#### [WORK REQUEST]
Could you find each line of the data below that contains the word "content" and copy those lines?

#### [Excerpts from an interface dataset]
'''
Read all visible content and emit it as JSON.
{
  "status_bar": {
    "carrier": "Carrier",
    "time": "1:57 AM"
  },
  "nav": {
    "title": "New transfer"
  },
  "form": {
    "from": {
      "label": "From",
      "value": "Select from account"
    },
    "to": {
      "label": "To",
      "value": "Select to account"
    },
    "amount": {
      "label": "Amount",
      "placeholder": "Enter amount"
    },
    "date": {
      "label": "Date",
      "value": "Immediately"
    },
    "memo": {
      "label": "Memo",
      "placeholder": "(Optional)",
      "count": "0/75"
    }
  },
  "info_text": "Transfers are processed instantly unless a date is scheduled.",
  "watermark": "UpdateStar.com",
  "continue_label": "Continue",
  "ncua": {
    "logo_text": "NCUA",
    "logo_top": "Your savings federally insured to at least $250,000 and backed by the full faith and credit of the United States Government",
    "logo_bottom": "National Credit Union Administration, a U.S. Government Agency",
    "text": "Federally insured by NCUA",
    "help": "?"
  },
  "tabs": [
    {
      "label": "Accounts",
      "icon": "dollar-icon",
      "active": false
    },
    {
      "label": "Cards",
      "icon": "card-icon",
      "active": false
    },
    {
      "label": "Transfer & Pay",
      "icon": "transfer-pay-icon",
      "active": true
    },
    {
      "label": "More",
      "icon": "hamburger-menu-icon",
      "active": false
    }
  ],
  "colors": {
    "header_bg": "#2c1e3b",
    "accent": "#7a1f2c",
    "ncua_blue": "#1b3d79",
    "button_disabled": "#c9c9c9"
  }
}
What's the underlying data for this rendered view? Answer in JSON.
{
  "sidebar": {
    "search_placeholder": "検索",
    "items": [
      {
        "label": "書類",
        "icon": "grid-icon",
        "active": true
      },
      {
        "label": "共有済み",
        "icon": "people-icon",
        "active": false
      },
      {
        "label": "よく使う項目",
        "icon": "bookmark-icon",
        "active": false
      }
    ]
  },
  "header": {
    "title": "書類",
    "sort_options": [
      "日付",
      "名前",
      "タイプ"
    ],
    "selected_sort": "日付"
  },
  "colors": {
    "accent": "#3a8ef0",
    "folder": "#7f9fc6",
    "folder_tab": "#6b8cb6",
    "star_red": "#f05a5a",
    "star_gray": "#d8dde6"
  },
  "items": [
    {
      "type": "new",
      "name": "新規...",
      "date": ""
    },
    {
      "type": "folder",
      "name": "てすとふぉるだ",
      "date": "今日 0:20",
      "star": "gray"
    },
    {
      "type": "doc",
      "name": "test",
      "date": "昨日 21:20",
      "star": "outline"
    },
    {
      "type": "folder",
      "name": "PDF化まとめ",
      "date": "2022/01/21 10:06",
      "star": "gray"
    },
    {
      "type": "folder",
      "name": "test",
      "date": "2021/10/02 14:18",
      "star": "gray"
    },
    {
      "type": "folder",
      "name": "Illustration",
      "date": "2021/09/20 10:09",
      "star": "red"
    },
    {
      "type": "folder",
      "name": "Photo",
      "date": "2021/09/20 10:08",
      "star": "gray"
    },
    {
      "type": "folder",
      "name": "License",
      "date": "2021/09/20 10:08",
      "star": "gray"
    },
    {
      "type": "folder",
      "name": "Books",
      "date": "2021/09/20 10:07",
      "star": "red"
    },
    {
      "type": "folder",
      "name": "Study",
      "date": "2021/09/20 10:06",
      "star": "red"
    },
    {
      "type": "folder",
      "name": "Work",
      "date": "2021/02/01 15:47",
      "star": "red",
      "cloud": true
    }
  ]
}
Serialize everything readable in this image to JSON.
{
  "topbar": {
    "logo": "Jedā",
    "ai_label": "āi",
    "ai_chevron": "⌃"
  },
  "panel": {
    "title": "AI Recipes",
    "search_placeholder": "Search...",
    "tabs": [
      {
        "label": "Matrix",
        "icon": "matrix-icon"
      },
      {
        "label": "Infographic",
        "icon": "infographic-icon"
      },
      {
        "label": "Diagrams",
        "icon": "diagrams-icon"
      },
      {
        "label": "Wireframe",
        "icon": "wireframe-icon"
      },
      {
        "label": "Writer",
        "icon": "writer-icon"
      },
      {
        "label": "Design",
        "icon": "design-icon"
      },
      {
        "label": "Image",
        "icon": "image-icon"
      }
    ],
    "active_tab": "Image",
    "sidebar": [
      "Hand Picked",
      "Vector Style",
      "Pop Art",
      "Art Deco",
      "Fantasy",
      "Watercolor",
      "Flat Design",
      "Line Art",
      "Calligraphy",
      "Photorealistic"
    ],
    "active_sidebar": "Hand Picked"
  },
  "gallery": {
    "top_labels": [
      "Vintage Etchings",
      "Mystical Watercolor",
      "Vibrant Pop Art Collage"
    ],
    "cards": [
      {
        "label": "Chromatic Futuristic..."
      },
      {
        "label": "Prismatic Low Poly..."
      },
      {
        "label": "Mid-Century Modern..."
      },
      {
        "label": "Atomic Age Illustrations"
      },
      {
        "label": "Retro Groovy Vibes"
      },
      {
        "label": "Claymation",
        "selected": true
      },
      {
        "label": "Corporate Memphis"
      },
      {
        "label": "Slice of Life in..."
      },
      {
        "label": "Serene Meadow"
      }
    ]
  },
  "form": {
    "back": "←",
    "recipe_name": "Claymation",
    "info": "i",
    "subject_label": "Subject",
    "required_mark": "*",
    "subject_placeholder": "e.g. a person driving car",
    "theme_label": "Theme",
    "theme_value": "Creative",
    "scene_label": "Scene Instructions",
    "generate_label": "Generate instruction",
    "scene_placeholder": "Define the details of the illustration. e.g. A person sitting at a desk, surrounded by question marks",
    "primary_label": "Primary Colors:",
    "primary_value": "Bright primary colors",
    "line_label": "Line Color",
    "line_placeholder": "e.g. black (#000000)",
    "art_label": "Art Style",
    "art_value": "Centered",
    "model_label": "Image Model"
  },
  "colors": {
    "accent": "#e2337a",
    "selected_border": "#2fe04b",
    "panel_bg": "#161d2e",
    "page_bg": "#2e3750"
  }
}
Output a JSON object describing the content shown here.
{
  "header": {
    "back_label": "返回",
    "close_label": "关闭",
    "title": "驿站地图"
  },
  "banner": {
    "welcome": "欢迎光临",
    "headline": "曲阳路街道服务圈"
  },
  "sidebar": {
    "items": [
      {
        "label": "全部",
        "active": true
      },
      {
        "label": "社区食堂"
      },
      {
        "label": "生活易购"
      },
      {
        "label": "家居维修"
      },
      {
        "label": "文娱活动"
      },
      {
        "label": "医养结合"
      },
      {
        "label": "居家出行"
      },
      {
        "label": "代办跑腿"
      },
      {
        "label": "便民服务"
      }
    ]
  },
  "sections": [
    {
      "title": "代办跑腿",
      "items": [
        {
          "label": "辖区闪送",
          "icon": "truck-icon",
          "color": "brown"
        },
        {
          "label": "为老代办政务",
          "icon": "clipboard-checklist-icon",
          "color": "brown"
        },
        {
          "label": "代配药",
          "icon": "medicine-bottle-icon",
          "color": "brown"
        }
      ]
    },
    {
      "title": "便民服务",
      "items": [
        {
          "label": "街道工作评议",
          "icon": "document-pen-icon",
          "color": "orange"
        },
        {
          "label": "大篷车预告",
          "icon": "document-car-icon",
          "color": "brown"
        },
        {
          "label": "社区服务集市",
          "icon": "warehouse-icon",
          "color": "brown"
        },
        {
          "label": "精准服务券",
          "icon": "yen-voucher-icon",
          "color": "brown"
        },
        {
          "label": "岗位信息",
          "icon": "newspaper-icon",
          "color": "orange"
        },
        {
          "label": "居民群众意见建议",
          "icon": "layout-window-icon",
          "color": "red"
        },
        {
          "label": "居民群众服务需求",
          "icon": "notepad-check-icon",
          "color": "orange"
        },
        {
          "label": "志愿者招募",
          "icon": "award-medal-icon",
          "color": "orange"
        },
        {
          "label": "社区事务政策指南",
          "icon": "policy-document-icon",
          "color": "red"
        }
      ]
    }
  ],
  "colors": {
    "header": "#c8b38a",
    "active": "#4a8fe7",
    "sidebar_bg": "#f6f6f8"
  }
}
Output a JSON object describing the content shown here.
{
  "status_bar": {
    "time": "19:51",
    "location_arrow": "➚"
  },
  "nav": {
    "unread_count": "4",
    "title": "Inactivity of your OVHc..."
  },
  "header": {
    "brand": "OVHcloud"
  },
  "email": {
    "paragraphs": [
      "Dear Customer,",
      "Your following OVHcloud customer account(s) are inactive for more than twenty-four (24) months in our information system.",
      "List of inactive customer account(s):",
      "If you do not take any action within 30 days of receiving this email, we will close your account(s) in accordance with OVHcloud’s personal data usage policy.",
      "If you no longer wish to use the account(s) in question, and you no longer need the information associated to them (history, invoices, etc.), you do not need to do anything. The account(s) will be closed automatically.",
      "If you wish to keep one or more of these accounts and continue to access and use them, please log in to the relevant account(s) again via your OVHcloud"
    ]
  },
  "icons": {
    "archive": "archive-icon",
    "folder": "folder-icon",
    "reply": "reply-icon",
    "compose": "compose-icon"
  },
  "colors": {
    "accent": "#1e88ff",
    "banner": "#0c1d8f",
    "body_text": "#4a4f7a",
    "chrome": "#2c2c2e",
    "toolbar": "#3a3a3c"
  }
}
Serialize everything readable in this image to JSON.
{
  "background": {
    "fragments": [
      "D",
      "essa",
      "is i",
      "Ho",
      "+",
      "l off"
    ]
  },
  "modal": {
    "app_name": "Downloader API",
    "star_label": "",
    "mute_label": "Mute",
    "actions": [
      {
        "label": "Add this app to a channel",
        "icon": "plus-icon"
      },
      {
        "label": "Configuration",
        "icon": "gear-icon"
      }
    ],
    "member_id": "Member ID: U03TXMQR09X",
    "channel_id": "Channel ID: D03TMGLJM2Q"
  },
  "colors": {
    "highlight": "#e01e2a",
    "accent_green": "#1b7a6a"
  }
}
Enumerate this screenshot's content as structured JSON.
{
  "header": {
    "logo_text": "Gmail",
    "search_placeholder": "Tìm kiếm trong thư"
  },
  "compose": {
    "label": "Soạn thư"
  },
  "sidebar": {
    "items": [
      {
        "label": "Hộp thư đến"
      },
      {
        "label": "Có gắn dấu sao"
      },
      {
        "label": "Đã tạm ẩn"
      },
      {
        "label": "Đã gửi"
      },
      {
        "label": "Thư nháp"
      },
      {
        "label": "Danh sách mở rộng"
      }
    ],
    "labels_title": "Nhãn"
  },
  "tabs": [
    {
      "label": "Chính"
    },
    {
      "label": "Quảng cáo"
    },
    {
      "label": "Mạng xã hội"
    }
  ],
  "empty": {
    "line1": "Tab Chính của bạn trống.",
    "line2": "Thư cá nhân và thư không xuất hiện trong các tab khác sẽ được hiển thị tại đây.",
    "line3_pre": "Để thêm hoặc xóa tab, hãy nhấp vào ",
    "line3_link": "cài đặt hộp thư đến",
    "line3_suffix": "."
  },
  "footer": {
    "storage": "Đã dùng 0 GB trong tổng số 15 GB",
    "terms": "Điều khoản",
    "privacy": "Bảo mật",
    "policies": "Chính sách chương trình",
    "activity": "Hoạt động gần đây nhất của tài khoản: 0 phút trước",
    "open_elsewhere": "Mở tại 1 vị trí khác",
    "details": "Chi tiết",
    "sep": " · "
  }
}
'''
#### [WRITTEN RESPONSE]
Read all visible content and emit it as JSON.
Output a JSON object describing the content shown here.
Output a JSON object describing the content shown here.
Enumerate this screenshot's content as structured JSON.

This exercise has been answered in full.